Required action:
Return every line of the data exactly as it appears.

--- START ---

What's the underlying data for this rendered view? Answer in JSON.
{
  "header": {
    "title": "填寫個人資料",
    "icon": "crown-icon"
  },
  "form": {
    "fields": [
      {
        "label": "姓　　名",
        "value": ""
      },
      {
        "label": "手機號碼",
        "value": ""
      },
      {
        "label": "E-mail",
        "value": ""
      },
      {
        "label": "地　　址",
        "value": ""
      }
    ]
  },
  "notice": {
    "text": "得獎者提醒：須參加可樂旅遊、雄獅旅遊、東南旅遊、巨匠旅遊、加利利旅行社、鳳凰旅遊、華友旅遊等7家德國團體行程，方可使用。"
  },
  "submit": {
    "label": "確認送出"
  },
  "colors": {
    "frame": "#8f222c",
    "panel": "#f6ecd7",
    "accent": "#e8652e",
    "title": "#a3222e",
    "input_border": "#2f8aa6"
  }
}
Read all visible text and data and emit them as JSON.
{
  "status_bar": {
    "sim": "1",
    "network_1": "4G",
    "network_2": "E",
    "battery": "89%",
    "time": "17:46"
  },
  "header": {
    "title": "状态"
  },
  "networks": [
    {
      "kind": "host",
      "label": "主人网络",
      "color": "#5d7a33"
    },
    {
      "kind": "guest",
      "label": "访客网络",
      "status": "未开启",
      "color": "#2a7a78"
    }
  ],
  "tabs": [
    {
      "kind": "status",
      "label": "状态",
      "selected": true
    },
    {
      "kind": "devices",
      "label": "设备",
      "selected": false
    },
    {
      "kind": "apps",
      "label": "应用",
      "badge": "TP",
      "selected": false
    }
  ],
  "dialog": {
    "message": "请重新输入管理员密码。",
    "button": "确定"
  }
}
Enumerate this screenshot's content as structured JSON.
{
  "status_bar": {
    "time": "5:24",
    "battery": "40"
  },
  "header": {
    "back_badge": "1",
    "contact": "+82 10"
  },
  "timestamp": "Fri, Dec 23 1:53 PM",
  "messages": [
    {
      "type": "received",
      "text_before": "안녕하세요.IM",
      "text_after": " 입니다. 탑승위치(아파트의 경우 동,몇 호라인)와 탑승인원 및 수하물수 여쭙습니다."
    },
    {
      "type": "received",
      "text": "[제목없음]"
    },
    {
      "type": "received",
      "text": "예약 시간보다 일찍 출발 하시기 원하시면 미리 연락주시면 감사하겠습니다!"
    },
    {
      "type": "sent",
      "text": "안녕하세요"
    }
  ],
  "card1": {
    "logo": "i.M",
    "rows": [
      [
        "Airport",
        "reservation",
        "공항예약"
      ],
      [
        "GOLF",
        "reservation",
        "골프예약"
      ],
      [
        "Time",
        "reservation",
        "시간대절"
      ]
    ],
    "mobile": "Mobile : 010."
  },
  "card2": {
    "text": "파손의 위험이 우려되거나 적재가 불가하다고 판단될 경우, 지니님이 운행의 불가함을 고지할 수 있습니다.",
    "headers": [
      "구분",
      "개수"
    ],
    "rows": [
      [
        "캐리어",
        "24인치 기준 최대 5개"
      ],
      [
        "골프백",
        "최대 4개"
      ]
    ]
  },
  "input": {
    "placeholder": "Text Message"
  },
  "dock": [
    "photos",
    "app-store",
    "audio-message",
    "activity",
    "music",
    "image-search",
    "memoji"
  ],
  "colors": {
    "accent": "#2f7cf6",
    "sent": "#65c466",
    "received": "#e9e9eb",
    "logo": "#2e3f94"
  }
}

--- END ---

Final answer:
What's the underlying data for this rendered view? Answer in JSON.
{
  "header": {
    "title": "填寫個人資料",
    "icon": "crown-icon"
  },
  "form": {
    "fields": [
      {
        "label": "姓　　名",
        "value": ""
      },
      {
        "label": "手機號碼",
        "value": ""
      },
      {
        "label": "E-mail",
        "value": ""
      },
      {
        "label": "地　　址",
        "value": ""
      }
    ]
  },
  "notice": {
    "text": "得獎者提醒：須參加可樂旅遊、雄獅旅遊、東南旅遊、巨匠旅遊、加利利旅行社、鳳凰旅遊、華友旅遊等7家德國團體行程，方可使用。"
  },
  "submit": {
    "label": "確認送出"
  },
  "colors": {
    "frame": "#8f222c",
    "panel": "#f6ecd7",
    "accent": "#e8652e",
    "title": "#a3222e",
    "input_border": "#2f8aa6"
  }
}
Read all visible text and data and emit them as JSON.
{
  "status_bar": {
    "sim": "1",
    "network_1": "4G",
    "network_2": "E",
    "battery": "89%",
    "time": "17:46"
  },
  "header": {
    "title": "状态"
  },
  "networks": [
    {
      "kind": "host",
      "label": "主人网络",
      "color": "#5d7a33"
    },
    {
      "kind": "guest",
      "label": "访客网络",
      "status": "未开启",
      "color": "#2a7a78"
    }
  ],
  "tabs": [
    {
      "kind": "status",
      "label": "状态",
      "selected": true
    },
    {
      "kind": "devices",
      "label": "设备",
      "selected": false
    },
    {
      "kind": "apps",
      "label": "应用",
      "badge": "TP",
      "selected": false
    }
  ],
  "dialog": {
    "message": "请重新输入管理员密码。",
    "button": "确定"
  }
}
Enumerate this screenshot's content as structured JSON.
{
  "status_bar": {
    "time": "5:24",
    "battery": "40"
  },
  "header": {
    "back_badge": "1",
    "contact": "+82 10"
  },
  "timestamp": "Fri, Dec 23 1:53 PM",
  "messages": [
    {
      "type": "received",
      "text_before": "안녕하세요.IM",
      "text_after": " 입니다. 탑승위치(아파트의 경우 동,몇 호라인)와 탑승인원 및 수하물수 여쭙습니다."
    },
    {
      "type": "received",
      "text": "[제목없음]"
    },
    {
      "type": "received",
      "text": "예약 시간보다 일찍 출발 하시기 원하시면 미리 연락주시면 감사하겠습니다!"
    },
    {
      "type": "sent",
      "text": "안녕하세요"
    }
  ],
  "card1": {
    "logo": "i.M",
    "rows": [
      [
        "Airport",
        "reservation",
        "공항예약"
      ],
      [
        "GOLF",
        "reservation",
        "골프예약"
      ],
      [
        "Time",
        "reservation",
        "시간대절"
      ]
    ],
    "mobile": "Mobile : 010."
  },
  "card2": {
    "text": "파손의 위험이 우려되거나 적재가 불가하다고 판단될 경우, 지니님이 운행의 불가함을 고지할 수 있습니다.",
    "headers": [
      "구분",
      "개수"
    ],
    "rows": [
      [
        "캐리어",
        "24인치 기준 최대 5개"
      ],
      [
        "골프백",
        "최대 4개"
      ]
    ]
  },
  "input": {
    "placeholder": "Text Message"
  },
  "dock": [
    "photos",
    "app-store",
    "audio-message",
    "activity",
    "music",
    "image-search",
    "memoji"
  ],
  "colors": {
    "accent": "#2f7cf6",
    "sent": "#65c466",
    "received": "#e9e9eb",
    "logo": "#2e3f94"
  }
}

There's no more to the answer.